Since the year 2000, global clothing production has more than doubled in size and, with thousands of new clothes lines a year, consumers are constantly encouraged to buy the newest item. A shocking amount of this ends up in landfill sites. The production and usage of the clothes also causes pollution. The production of clothes requires land for factories, cotton production for material, water and fuel for manufacturing, and there is the potential for lots of toxic chemicals for dyes and so on. Every time we wash them, thousands of plastic fibbers go down the drain and into the rivers, oceans, and according to some recent findings, even into the food chain.
Number 7: Dye Industry.
In close association with fashion, the dye industry is also a significant polluter. We find dyes in paints, textiles, inks, paper and plastics, which we all use every day.
One of the main polluting factors of the dye industries is water pollution which, in turn, has an impact on the local environment and population. The water waste from dye production carries a host of different chemicals. Chromium, lead, mercury, arsenic, as well as a host of other pollutants enter water sources after being directly dumped into surface water without treatment. It won’t take you long online to find photographs from alleged dye factories that run their waste directly into rivers, often causing a visible change in the water. Even without visible change, unchecked dumping of dye water waste has a massive impact on the local environments the factories are based in.
Number 6: Product Manufacturing.

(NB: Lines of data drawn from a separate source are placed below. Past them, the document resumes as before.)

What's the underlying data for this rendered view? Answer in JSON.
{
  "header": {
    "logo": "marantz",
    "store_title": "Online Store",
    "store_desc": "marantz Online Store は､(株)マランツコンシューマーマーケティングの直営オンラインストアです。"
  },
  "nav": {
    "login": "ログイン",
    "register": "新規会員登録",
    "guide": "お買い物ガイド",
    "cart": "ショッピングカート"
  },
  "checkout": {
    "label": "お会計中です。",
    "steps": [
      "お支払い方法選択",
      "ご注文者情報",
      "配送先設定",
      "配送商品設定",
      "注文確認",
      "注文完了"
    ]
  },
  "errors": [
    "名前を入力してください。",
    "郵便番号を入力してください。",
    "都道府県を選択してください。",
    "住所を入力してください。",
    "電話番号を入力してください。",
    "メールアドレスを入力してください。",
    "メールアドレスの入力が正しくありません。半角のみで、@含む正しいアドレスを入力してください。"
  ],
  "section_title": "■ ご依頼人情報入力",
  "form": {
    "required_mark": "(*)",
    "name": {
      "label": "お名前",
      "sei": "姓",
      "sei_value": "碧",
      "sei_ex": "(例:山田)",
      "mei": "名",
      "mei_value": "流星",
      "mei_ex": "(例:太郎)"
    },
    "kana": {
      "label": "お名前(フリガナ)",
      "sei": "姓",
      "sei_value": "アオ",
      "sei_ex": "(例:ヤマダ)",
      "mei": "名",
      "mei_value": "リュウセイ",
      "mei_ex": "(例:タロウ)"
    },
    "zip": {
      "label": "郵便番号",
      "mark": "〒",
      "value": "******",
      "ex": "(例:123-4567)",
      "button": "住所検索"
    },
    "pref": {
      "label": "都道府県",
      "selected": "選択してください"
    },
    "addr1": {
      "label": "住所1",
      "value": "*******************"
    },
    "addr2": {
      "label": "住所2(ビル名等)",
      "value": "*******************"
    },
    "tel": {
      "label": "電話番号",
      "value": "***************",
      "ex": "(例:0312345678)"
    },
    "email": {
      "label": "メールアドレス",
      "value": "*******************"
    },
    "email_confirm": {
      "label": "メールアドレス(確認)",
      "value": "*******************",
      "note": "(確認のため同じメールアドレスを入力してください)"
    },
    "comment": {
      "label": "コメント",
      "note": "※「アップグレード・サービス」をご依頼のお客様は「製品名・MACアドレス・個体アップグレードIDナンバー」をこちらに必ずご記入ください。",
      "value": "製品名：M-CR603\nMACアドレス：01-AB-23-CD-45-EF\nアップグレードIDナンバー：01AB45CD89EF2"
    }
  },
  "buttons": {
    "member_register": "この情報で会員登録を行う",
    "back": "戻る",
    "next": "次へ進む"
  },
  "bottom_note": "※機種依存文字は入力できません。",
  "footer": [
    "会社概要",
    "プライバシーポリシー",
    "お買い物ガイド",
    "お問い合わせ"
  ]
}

As the developed world gets greedier and everyone else is catching up, more and more consumer products are being created to satisfy an ever-increasing need. This in turn creates a demand for product manufacturing.